# What is needed
For each line of the material, write out an exact copy.

======== Dataset excerpts

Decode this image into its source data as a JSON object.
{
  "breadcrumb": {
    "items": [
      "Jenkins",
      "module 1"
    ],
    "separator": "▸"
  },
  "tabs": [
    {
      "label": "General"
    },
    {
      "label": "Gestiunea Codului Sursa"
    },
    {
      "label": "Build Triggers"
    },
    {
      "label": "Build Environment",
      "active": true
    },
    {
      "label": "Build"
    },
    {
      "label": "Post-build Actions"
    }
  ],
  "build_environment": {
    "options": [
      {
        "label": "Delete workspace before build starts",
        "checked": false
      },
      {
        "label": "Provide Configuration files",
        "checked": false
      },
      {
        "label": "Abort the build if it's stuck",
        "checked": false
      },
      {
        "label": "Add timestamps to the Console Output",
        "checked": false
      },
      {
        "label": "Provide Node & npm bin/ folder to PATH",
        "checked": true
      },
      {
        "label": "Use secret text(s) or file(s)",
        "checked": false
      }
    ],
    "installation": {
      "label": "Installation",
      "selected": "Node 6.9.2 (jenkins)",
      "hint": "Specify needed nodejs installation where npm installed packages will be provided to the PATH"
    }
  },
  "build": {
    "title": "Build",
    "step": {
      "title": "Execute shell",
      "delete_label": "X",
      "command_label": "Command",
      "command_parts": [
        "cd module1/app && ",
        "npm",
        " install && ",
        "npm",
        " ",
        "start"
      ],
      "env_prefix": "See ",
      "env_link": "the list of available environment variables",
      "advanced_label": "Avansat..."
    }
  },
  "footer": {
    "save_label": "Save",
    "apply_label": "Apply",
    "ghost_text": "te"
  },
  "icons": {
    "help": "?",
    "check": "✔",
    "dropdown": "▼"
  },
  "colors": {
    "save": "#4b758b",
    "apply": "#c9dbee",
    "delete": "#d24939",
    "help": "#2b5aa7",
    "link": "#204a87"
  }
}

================

# Answer box
Decode this image into its source data as a JSON object.
{
  "breadcrumb": {
    "items": [
      "Jenkins",
      "module 1"
    ],
    "separator": "▸"
  },
  "tabs": [
    {
      "label": "General"
    },
    {
      "label": "Gestiunea Codului Sursa"
    },
    {
      "label": "Build Triggers"
    },
    {
      "label": "Build Environment",
      "active": true
    },
    {
      "label": "Build"
    },
    {
      "label": "Post-build Actions"
    }
  ],
  "build_environment": {
    "options": [
      {
        "label": "Delete workspace before build starts",
        "checked": false
      },
      {
        "label": "Provide Configuration files",
        "checked": false
      },
      {
        "label": "Abort the build if it's stuck",
        "checked": false
      },
      {
        "label": "Add timestamps to the Console Output",
        "checked": false
      },
      {
        "label": "Provide Node & npm bin/ folder to PATH",
        "checked": true
      },
      {
        "label": "Use secret text(s) or file(s)",
        "checked": false
      }
    ],
    "installation": {
      "label": "Installation",
      "selected": "Node 6.9.2 (jenkins)",
      "hint": "Specify needed nodejs installation where npm installed packages will be provided to the PATH"
    }
  },
  "build": {
    "title": "Build",
    "step": {
      "title": "Execute shell",
      "delete_label": "X",
      "command_label": "Command",
      "command_parts": [
        "cd module1/app && ",
        "npm",
        " install && ",
        "npm",
        " ",
        "start"
      ],
      "env_prefix": "See ",
      "env_link": "the list of available environment variables",
      "advanced_label": "Avansat..."
    }
  },
  "footer": {
    "save_label": "Save",
    "apply_label": "Apply",
    "ghost_text": "te"
  },
  "icons": {
    "help": "?",
    "check": "✔",
    "dropdown": "▼"
  },
  "colors": {
    "save": "#4b758b",
    "apply": "#c9dbee",
    "delete": "#d24939",
    "help": "#2b5aa7",
    "link": "#204a87"
  }
}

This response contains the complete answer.